Task input:
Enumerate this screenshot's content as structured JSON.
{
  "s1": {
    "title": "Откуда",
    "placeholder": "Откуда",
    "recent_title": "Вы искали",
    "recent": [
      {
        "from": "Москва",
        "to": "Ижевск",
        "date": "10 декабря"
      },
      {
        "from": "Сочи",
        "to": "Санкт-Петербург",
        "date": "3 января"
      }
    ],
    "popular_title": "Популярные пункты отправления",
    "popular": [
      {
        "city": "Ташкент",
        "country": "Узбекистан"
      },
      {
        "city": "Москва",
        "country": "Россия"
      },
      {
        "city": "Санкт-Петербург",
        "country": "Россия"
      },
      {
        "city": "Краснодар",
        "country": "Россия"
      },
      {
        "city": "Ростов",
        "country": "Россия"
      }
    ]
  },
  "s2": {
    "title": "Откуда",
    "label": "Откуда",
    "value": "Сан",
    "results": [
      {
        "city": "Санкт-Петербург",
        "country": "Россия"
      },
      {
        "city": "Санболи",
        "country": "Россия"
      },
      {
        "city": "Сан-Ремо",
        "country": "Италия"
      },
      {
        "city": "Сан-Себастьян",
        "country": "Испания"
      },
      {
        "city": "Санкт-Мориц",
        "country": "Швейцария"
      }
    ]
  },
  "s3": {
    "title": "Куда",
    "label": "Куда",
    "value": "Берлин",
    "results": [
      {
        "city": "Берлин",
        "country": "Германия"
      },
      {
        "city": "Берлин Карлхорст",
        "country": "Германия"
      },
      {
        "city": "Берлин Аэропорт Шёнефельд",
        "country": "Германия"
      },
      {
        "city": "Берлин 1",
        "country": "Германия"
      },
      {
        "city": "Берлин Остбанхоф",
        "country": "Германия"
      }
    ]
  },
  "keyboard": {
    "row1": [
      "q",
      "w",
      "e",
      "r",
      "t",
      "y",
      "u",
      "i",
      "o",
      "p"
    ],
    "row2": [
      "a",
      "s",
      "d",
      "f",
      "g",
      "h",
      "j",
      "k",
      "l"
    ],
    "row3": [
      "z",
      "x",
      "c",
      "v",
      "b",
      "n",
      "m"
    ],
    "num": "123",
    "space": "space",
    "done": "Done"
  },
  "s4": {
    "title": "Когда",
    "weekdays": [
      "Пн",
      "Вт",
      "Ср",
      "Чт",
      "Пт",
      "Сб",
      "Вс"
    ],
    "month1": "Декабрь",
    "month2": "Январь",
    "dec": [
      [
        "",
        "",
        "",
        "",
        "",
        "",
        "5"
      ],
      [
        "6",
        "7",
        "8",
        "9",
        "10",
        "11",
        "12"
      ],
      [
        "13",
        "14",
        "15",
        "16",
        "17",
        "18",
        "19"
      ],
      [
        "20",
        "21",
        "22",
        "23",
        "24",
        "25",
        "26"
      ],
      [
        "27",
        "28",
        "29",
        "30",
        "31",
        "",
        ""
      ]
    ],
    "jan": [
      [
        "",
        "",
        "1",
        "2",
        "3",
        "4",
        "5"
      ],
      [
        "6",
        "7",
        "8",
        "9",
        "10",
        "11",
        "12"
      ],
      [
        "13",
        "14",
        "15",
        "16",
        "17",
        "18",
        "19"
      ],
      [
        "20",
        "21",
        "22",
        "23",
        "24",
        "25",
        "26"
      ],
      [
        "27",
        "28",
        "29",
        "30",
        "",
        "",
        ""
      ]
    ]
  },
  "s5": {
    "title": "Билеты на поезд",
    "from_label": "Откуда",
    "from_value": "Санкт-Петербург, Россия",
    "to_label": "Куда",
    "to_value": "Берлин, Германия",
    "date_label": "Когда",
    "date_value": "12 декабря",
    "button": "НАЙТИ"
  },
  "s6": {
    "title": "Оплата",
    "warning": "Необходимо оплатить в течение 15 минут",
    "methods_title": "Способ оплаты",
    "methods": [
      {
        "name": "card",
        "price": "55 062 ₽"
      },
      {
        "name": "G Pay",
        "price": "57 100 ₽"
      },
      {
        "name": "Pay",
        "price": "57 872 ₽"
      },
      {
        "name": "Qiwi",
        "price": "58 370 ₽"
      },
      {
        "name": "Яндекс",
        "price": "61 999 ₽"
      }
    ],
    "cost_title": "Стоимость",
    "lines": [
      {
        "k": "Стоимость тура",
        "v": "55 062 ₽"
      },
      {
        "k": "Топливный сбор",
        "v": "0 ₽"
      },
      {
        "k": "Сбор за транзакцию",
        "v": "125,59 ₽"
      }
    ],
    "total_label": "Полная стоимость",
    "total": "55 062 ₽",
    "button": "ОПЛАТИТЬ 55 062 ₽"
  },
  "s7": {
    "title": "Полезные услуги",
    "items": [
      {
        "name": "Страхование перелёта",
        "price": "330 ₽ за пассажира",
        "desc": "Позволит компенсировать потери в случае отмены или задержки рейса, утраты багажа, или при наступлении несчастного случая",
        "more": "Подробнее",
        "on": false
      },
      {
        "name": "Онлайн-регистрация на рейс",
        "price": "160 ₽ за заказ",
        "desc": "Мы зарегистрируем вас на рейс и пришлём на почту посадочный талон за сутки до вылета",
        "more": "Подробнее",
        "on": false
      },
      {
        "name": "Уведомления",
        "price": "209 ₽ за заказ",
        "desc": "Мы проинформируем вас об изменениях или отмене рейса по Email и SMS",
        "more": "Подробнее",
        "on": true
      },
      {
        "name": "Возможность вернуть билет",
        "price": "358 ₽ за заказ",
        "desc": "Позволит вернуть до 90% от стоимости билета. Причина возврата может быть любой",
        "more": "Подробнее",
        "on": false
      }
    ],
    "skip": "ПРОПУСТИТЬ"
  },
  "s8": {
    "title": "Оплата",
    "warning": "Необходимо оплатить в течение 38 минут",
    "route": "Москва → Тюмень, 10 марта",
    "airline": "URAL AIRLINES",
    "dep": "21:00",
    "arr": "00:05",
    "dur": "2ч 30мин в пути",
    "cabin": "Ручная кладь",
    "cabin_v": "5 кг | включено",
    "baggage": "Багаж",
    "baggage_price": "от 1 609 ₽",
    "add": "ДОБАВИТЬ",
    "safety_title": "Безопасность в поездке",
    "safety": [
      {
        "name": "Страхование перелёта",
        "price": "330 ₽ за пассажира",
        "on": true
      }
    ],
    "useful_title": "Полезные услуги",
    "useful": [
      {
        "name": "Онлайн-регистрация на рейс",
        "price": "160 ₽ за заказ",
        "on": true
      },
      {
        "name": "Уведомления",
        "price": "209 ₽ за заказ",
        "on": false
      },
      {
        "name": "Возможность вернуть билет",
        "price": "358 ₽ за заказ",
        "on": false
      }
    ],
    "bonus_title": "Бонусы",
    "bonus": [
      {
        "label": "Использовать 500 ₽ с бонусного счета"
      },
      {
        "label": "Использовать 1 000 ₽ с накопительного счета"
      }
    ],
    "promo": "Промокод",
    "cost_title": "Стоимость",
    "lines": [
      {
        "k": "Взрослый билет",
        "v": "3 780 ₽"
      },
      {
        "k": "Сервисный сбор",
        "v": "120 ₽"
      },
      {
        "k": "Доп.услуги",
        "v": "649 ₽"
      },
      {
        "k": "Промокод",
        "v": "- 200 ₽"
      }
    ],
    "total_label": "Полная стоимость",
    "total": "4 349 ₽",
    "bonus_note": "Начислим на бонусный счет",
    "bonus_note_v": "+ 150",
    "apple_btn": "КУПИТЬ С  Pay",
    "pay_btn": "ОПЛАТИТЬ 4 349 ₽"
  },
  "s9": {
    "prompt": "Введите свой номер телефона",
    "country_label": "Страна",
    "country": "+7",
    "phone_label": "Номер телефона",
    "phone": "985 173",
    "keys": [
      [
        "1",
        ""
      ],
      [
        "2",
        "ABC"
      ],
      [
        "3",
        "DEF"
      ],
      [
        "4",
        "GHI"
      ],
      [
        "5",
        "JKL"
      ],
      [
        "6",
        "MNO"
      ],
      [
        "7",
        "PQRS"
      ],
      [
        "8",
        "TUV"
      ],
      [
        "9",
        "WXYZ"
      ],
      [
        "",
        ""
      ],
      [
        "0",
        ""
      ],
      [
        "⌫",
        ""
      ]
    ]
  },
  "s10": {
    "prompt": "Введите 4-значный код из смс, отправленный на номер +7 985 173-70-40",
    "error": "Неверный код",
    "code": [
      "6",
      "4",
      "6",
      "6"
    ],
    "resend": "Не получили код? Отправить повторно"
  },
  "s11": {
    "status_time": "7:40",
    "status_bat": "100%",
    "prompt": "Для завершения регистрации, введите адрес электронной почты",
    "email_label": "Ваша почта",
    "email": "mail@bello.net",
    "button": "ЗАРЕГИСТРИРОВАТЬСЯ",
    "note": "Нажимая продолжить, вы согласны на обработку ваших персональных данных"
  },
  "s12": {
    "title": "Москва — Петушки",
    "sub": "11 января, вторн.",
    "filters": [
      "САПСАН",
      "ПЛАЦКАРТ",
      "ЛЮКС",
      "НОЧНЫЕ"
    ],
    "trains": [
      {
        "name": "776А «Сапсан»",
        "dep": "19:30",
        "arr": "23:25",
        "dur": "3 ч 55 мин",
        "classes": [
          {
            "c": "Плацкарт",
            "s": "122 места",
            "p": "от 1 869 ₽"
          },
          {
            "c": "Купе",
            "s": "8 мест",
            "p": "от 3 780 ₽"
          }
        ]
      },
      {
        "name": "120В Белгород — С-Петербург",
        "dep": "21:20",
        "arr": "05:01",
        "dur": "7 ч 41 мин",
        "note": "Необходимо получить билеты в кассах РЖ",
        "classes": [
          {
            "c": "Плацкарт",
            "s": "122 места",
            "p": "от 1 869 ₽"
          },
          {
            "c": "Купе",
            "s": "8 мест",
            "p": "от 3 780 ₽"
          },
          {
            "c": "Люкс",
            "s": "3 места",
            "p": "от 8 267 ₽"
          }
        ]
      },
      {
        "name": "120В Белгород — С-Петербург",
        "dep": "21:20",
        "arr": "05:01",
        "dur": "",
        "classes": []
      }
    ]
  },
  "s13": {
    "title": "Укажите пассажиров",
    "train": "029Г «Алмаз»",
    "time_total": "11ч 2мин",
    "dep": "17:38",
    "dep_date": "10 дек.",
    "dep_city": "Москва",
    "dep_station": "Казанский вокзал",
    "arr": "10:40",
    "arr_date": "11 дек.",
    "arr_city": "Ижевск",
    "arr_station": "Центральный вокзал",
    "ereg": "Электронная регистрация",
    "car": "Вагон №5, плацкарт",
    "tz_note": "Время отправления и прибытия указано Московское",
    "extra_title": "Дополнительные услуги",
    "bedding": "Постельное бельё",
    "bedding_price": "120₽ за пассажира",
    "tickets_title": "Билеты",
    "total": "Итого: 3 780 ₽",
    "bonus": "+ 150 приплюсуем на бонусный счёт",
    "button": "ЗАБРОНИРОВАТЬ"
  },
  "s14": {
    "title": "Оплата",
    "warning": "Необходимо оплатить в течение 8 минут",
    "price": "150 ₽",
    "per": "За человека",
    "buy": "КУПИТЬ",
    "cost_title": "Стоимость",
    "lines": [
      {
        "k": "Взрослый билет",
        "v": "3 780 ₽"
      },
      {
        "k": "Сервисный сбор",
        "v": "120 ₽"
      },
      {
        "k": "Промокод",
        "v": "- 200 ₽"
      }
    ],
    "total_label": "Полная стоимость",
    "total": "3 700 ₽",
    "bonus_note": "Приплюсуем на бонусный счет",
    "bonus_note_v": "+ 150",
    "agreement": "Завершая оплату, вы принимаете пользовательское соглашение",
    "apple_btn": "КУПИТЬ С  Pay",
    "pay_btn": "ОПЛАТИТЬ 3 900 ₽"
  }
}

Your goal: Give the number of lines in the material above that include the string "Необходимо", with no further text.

Result: 4